Disability groups decry exclusion of sex work from NDIS

People with disability deserve access to a range of safe sexual support services and proposals to exclude sex work from the NDIS must be condemned, disability organisations urge.

National Disability Insurance Scheme Minister Bill Shorten has vowed to scrap access to sex work through the program, claiming it "doesn't pass the pub test".

But 10 organisations representing Australians with disability have decried his comments.

In a joint statement, People with Disability Australia, Touching Base and other groups have claimed the exclusion of sexuality and sex work services from the NDIS would undermine the right to choice, control and access to supports that enable full participation in all aspects of life.

"Sexual supports are critical to the wellbeing of people with disability," they said.

"People with disability are often denied full autonomy over their own bodies and are subjected to beliefs that they are either asexual or hypersexual.

"Our right to make informed choices about our bodies, sexual and reproductive health, and intimate relationships must be upheld."

The Federal Court ruled the National Disability Insurance Agency should approve specialised sexual services in a 2020 decision and such resources have been available to NDIS participants since.
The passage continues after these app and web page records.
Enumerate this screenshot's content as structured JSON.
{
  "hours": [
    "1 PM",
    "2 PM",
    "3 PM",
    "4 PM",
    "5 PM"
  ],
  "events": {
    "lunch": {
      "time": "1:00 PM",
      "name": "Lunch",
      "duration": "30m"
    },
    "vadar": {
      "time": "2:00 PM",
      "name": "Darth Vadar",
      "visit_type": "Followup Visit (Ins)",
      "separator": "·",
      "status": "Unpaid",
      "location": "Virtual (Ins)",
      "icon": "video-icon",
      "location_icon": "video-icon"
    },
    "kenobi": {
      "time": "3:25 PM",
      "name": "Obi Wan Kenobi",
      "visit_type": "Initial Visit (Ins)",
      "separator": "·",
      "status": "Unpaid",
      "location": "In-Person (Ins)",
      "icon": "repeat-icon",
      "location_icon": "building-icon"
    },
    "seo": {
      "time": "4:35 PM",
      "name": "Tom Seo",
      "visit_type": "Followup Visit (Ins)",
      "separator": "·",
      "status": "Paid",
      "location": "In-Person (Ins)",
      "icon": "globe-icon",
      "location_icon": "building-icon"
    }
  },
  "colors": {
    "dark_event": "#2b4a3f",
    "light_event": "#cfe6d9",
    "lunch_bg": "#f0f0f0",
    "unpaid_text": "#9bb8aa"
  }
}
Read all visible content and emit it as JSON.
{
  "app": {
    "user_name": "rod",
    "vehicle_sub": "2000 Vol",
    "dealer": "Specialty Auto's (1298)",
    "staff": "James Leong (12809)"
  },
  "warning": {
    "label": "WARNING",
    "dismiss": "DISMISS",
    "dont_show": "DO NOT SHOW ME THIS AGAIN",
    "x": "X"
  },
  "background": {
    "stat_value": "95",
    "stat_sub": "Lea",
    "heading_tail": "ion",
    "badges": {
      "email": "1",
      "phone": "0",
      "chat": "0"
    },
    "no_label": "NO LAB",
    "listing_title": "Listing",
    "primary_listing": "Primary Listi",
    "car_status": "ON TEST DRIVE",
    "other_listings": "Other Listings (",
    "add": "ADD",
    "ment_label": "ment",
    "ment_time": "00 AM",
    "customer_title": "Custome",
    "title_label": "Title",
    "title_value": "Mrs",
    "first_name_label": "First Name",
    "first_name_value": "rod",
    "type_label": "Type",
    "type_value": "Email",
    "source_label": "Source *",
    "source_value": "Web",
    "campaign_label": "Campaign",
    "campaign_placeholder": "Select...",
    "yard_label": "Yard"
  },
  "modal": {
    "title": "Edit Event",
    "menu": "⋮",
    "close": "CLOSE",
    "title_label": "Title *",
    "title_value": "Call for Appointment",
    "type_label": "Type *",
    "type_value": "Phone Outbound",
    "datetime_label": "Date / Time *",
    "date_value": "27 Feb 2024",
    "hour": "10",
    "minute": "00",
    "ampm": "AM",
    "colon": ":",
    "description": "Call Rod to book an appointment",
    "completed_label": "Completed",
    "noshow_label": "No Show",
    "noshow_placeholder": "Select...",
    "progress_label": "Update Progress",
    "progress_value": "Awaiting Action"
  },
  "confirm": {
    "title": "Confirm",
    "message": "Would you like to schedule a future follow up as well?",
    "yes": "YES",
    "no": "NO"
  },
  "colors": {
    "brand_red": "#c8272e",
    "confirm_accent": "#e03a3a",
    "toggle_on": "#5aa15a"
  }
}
These services can help those with disability foster positive relationships with their bodies, build confidence in sex, intimacy, and touch within safe and supportive environments, and provide outlets for self-expression and pleasure, the statement said.

They also include a range of supports including consent education, therapies to support healing from sexual abuse and trauma, gender-affirming care, reproductive resources and more.
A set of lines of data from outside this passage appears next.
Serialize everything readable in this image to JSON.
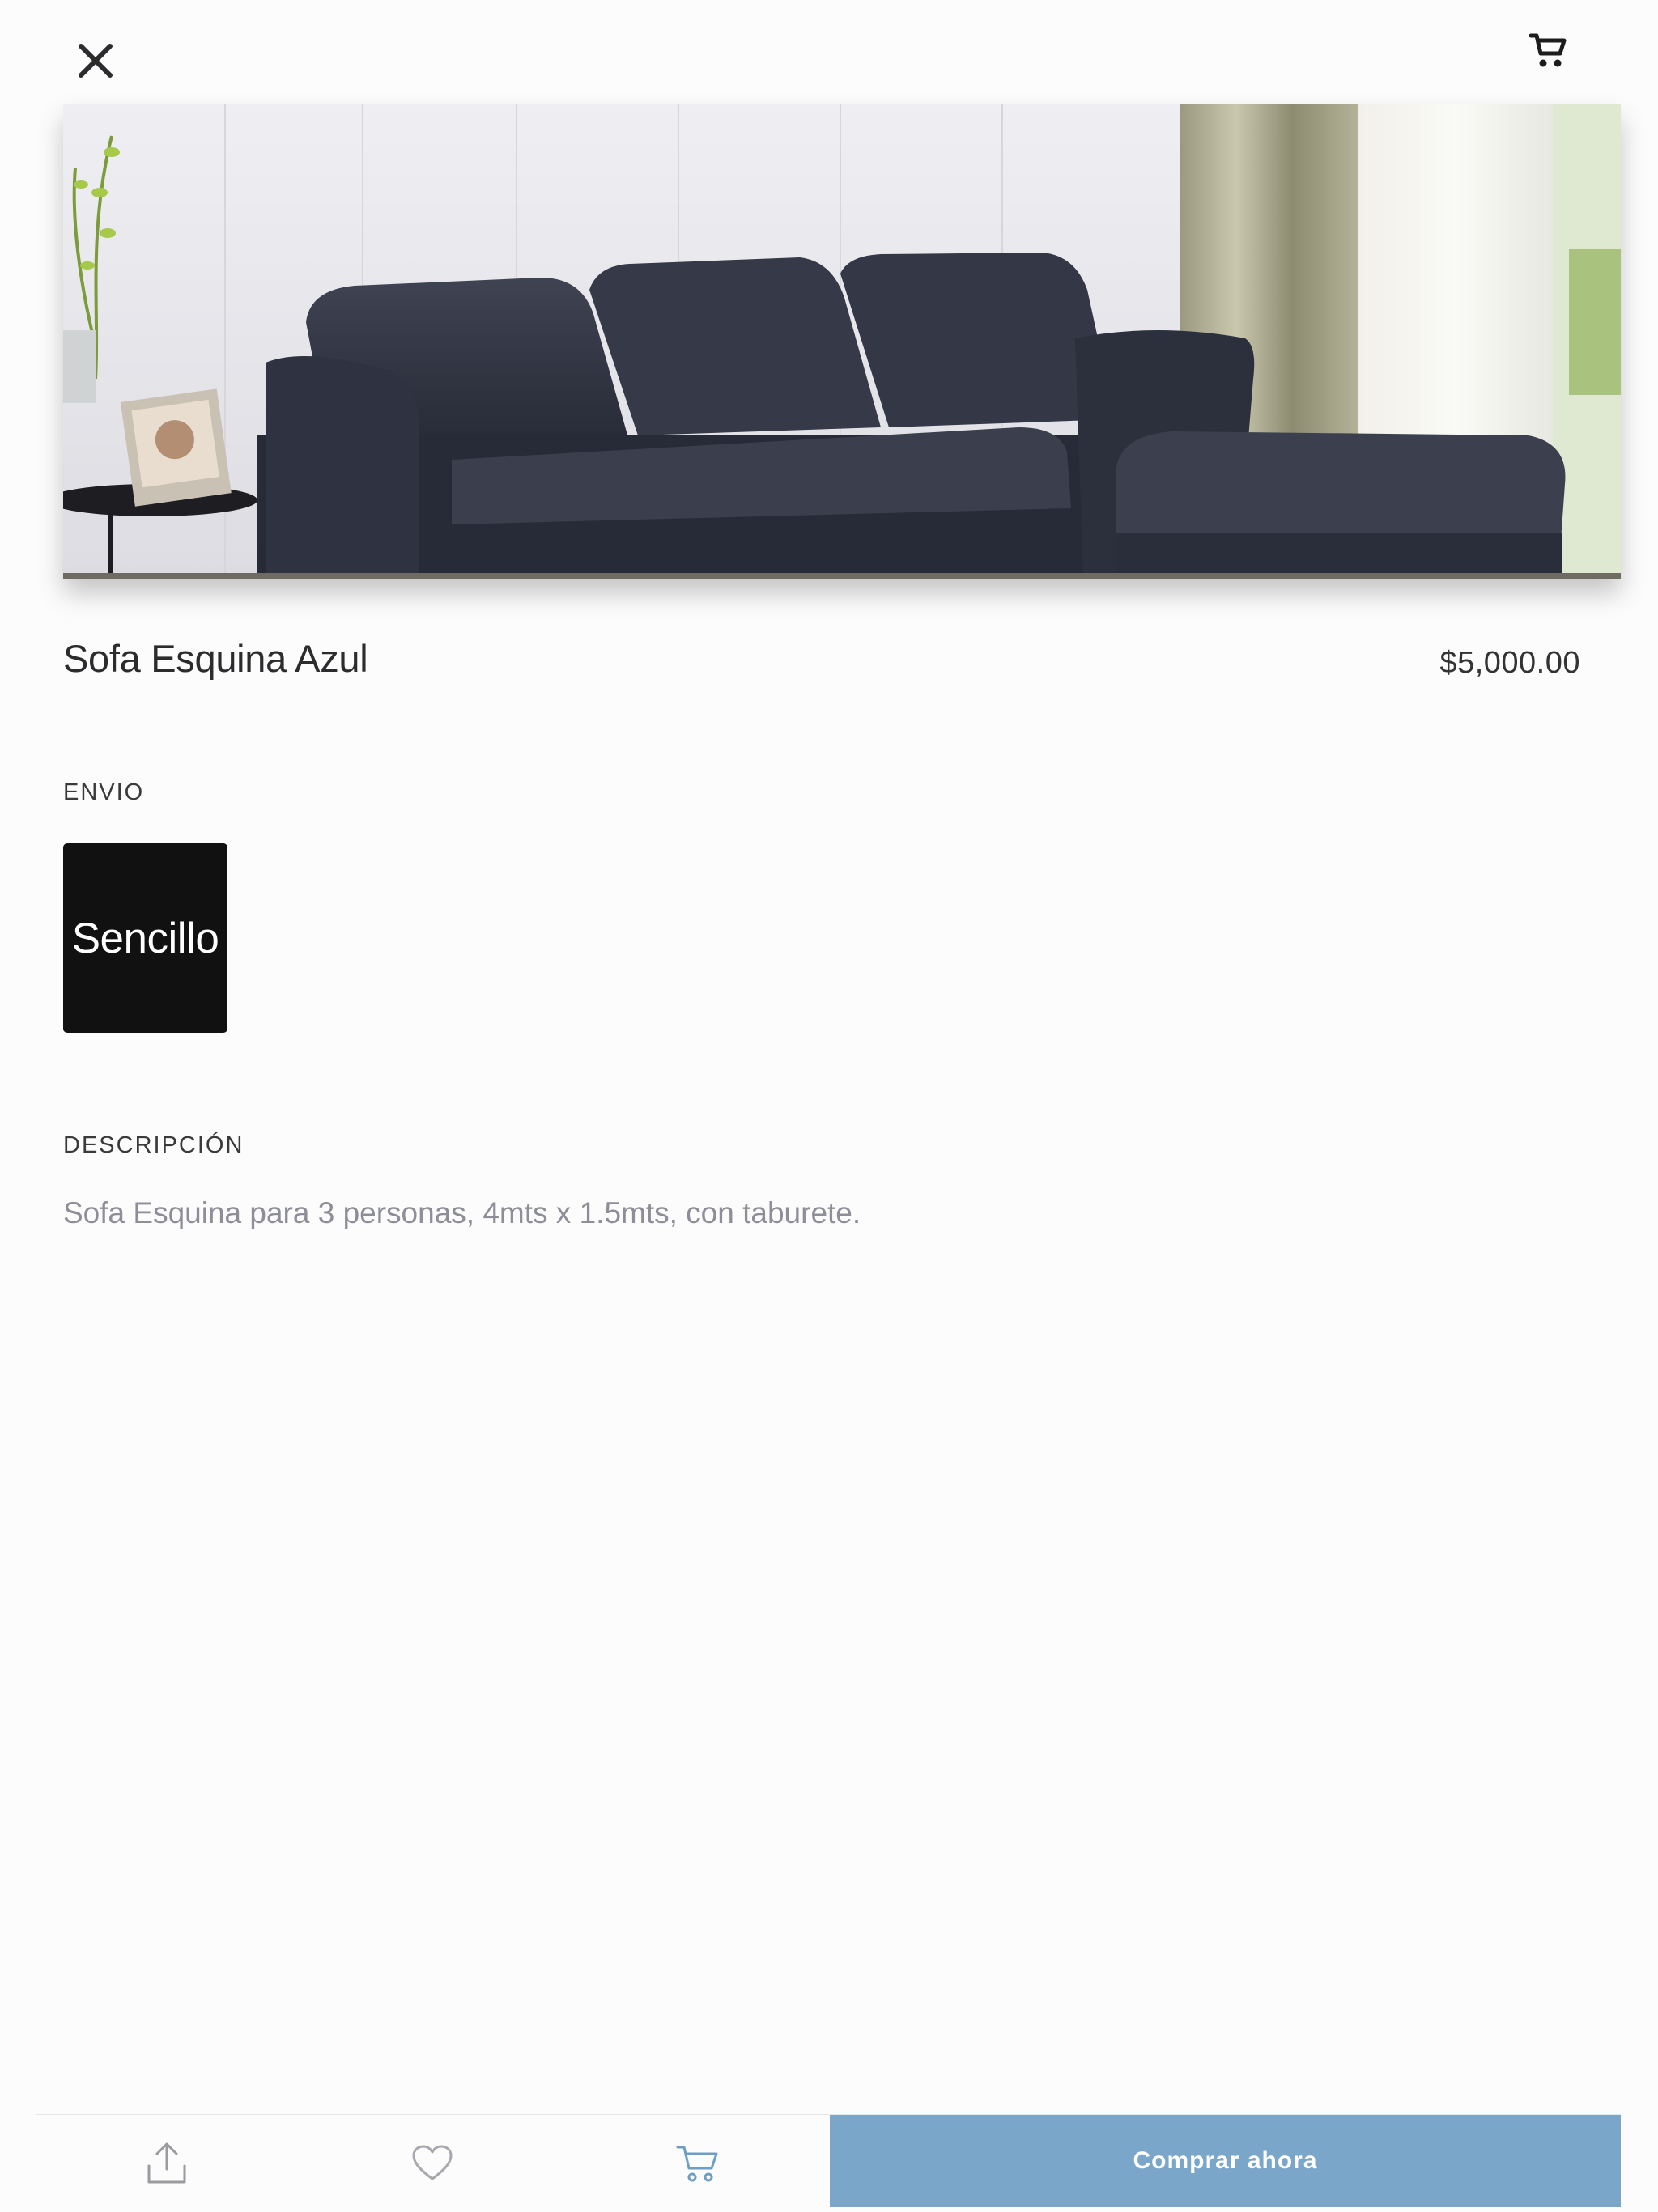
{
  "header": {
    "close_icon": "close-icon",
    "cart_icon": "cart-icon"
  },
  "hero": {
    "image_subject": "dark blue corner sofa with ottoman in a living room"
  },
  "product": {
    "name": "Sofa Esquina Azul",
    "price": "$5,000.00"
  },
  "shipping": {
    "label": "ENVIO",
    "selected": "Sencillo"
  },
  "description": {
    "label": "DESCRIPCIÓN",
    "text": "Sofa Esquina para 3 personas, 4mts x 1.5mts, con taburete."
  },
  "bottom_bar": {
    "share_icon": "share-icon",
    "favorite_icon": "heart-icon",
    "cart_icon": "cart-icon",
    "buy_label": "Comprar ahora"
  },
  "colors": {
    "accent": "#7aa6c9",
    "option_bg": "#111111",
    "description_text": "#8e8e98"
  }
}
But Mr Shorten's comments reflect a concerning definition of NDIS supports that "fails to encompass the critical needs of many people with disability".

The organisations have urged Mr Shorten to retract his comments and commit to designing a comprehensive sexuality policy in consultation with members of the disability community.